Prepare for unpredictable climate

The fire disaster should serve as a reminder to consistently push through preventive measures, La Vanguardia warns:

“Once things get back to normal in the country, Portugal needs to look into its high rate of forest fires: 2.2 million hectares of forest have burned so far in what we have seen of the 21st century, compared to 1.9 million hectares in Spain, which covers five times as much territory as its neighbour. … In these bitter hours our sense of solidarity with the Portuguese people is profound and spontaneous. We share the same peninsula, the same climate and the same nefarious tradition of large-scale fires in the summer. What happened this weekend in Pedrógão reminds both the authorities and private individuals of our duty to develop in words and actions a policy to minimise the impact of climate change. The years of heat waves or drought, cold or rain, can no longer serve as an excuse. Nature remains unpredictable, but there is no such thing as an inevitable accident.”

Jornal de Notícias (PT) /

Make forests a priority

Jornal de Notícias explains what measures Portugal needs to take:

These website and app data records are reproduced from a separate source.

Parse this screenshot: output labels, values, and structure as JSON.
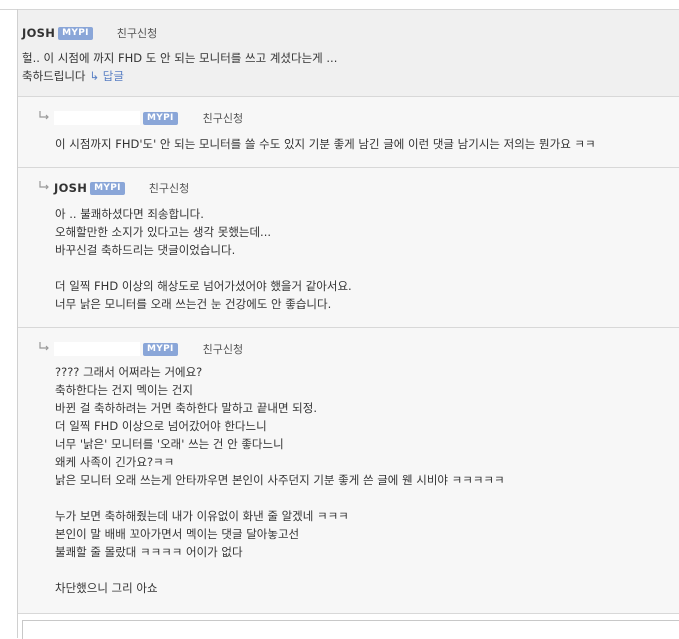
{
  "main_comment": {
    "nickname": "JOSH",
    "badge": "MYPI",
    "friend_request": "친구신청",
    "lines": [
      "헐.. 이 시점에 까지 FHD 도 안 되는 모니터를 쓰고 계셨다는게 ...",
      "축하드립니다"
    ],
    "reply_label": "답글"
  },
  "replies": [
    {
      "nickname": "",
      "badge": "MYPI",
      "friend_request": "친구신청",
      "lines": [
        "이 시점까지 FHD'도' 안 되는 모니터를 쓸 수도 있지 기분 좋게 남긴 글에 이런 댓글 남기시는 저의는 뭔가요 ㅋㅋ"
      ]
    },
    {
      "nickname": "JOSH",
      "badge": "MYPI",
      "friend_request": "친구신청",
      "lines": [
        "아 .. 불쾌하셨다면 죄송합니다.",
        "오해할만한 소지가 있다고는 생각 못했는데...",
        "바꾸신걸 축하드리는 댓글이었습니다.",
        "",
        "더 일찍 FHD 이상의 해상도로 넘어가셨어야 했을거 같아서요.",
        "너무 낡은 모니터를 오래 쓰는건 눈 건강에도 안 좋습니다."
      ]
    },
    {
      "nickname": "",
      "badge": "MYPI",
      "friend_request": "친구신청",
      "lines": [
        "???? 그래서 어쩌라는 거에요?",
        "축하한다는 건지 멕이는 건지",
        "바뀐 걸 축하하려는 거면 축하한다 말하고 끝내면 되정.",
        "더 일찍 FHD 이상으로 넘어갔어야 한다느니",
        "너무 '낡은' 모니터를 '오래' 쓰는 건 안 좋다느니",
        "왜케 사족이 긴가요?ㅋㅋ",
        "낡은 모니터 오래 쓰는게 안타까우면 본인이 사주던지 기분 좋게 쓴 글에 웬 시비야 ㅋㅋㅋㅋㅋ",
        "",
        "누가 보면 축하해줬는데 내가 이유없이 화낸 줄 알겠네 ㅋㅋㅋ",
        "본인이 말 배배 꼬아가면서 멕이는 댓글 달아놓고선",
        "불쾌할 줄 몰랐대 ㅋㅋㅋㅋ 어이가 없다",
        "",
        "차단했으니 그리 아쇼"
      ]
    }
  ],
  "colors": {
    "badge_bg": "#8aa6d8",
    "reply_link": "#5a80c4",
    "main_bg": "#f0f0f0",
    "reply_bg": "#f7f7f7"
  },
  "icons": {
    "reply_arrow": "reply-arrow-icon"
  }
}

“What those in charge need to do now - in view of this enormous human tragedy - is to implement plausible and above all realistic measures that finally enable us to prevent these tragedies. We must finally insist that Portugal be seen as a whole; that the training of firefighters is perceived as a fundamental problem, and that the forests be given the same priority as tourism and industry. It's time for the universities to translate their knowledge into practice rather than being brought in only after it's too late. … Otherwise untended forest areas and depopulated rural regions will continue to burn.”

El Mundo (ES) /

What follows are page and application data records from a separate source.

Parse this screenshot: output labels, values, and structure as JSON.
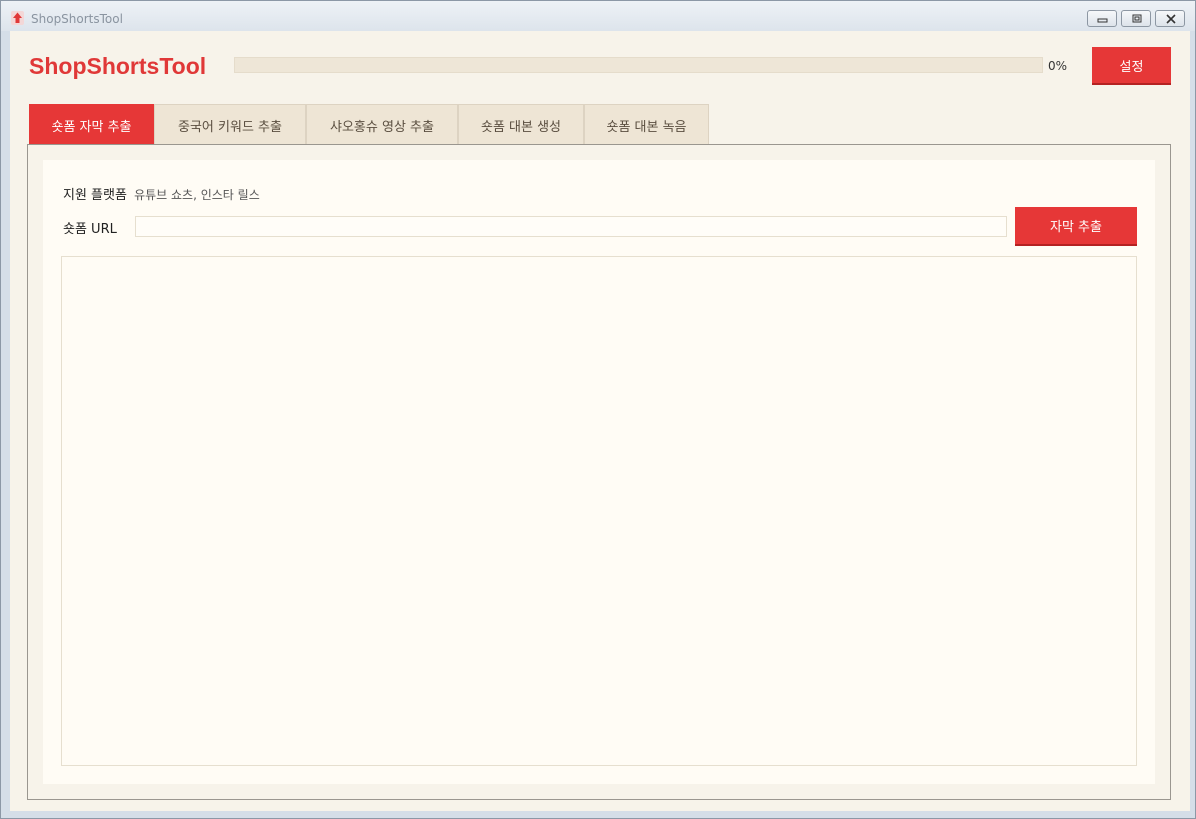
{
  "window": {
    "title": "ShopShortsTool",
    "icon": "app-logo-icon",
    "controls": [
      "minimize-icon",
      "maximize-icon",
      "close-icon"
    ]
  },
  "header": {
    "brand": "ShopShortsTool",
    "progress_percent": 0,
    "progress_text": "0%",
    "settings_label": "설정"
  },
  "tabs": [
    {
      "label": "숏폼 자막 추출",
      "active": true
    },
    {
      "label": "중국어 키워드 추출",
      "active": false
    },
    {
      "label": "샤오홍슈 영상 추출",
      "active": false
    },
    {
      "label": "숏폼 대본 생성",
      "active": false
    },
    {
      "label": "숏폼 대본 녹음",
      "active": false
    }
  ],
  "form": {
    "platform_label": "지원 플랫폼",
    "platform_value": "유튜브 쇼츠, 인스타 릴스",
    "url_label": "숏폼 URL",
    "url_value": "",
    "extract_button": "자막 추출",
    "output_value": ""
  },
  "colors": {
    "accent": "#e63737",
    "background": "#f7f3ea",
    "panel": "#fffcf5",
    "tab_inactive": "#eee5d5"
  }
}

Austerity with fatal consequences

Notwithstanding the austerity policy, southern Europe must take adequate measures to prevent fires, El Mundo warns:

“It is unacceptable that in the 21st century a forest fire in a country of the European Union can claim such a high number of lives. … This dreadful episode demonstrates that, as things stand now, Portugal is not in a position to control this type of fire. It neither took the necessary preventive measures nor does it have the optimal mechanisms to bring such fires under control, encircle them and put them out. This exposes not just the weakness of its emergency teams but also a worrying lack of resources. The economic crisis and bailouts have severely limited the government's ability to invest, but that is no excuse for ignoring such a grave threat. … The tragedy in Portugal should serve to ensure that fire-fighting measures become a top priority in all of southern Europe.”

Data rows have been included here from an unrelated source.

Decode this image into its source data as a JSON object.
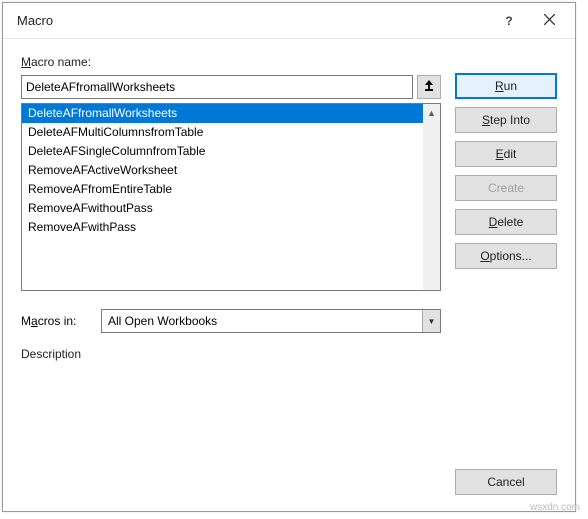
{
  "dialog": {
    "title": "Macro",
    "help_tooltip": "?",
    "close_tooltip": "✕"
  },
  "labels": {
    "macro_name": "Macro name:",
    "macros_in": "Macros in:",
    "description": "Description"
  },
  "macro_name_input": {
    "value": "DeleteAFfromallWorksheets"
  },
  "macro_list": [
    {
      "name": "DeleteAFfromallWorksheets",
      "selected": true
    },
    {
      "name": "DeleteAFMultiColumnsfromTable",
      "selected": false
    },
    {
      "name": "DeleteAFSingleColumnfromTable",
      "selected": false
    },
    {
      "name": "RemoveAFActiveWorksheet",
      "selected": false
    },
    {
      "name": "RemoveAFfromEntireTable",
      "selected": false
    },
    {
      "name": "RemoveAFwithoutPass",
      "selected": false
    },
    {
      "name": "RemoveAFwithPass",
      "selected": false
    }
  ],
  "macros_in_select": {
    "value": "All Open Workbooks"
  },
  "buttons": {
    "run": "Run",
    "step_into": "Step Into",
    "edit": "Edit",
    "create": "Create",
    "delete": "Delete",
    "options": "Options...",
    "cancel": "Cancel"
  },
  "watermark": "wsxdn.com"
}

Público (PT) /

Fire is Portugal's terror

Público calls for measures it says are long overdue:

“For at least 50 years experts have been telling us the same thing. Every year we seek the causes and each time we are told that everything will change. But nothing ever happens! Why? ... Portugal can't even look in the mirror any more and congratulate itself on being the third most peaceful country [according to the Global Peace Index 2017 published at the end of May]. A country isn't safe just because it's far away from Paris, London and other places where terror is knocking on the door. Our terror is this: year after year this country dies in the flames. ... This time we mustn't forget. What happened this time can't be simply shrugged off. We must call those responsible to account. ... And that means finally talking about political responsibility and political consequences.”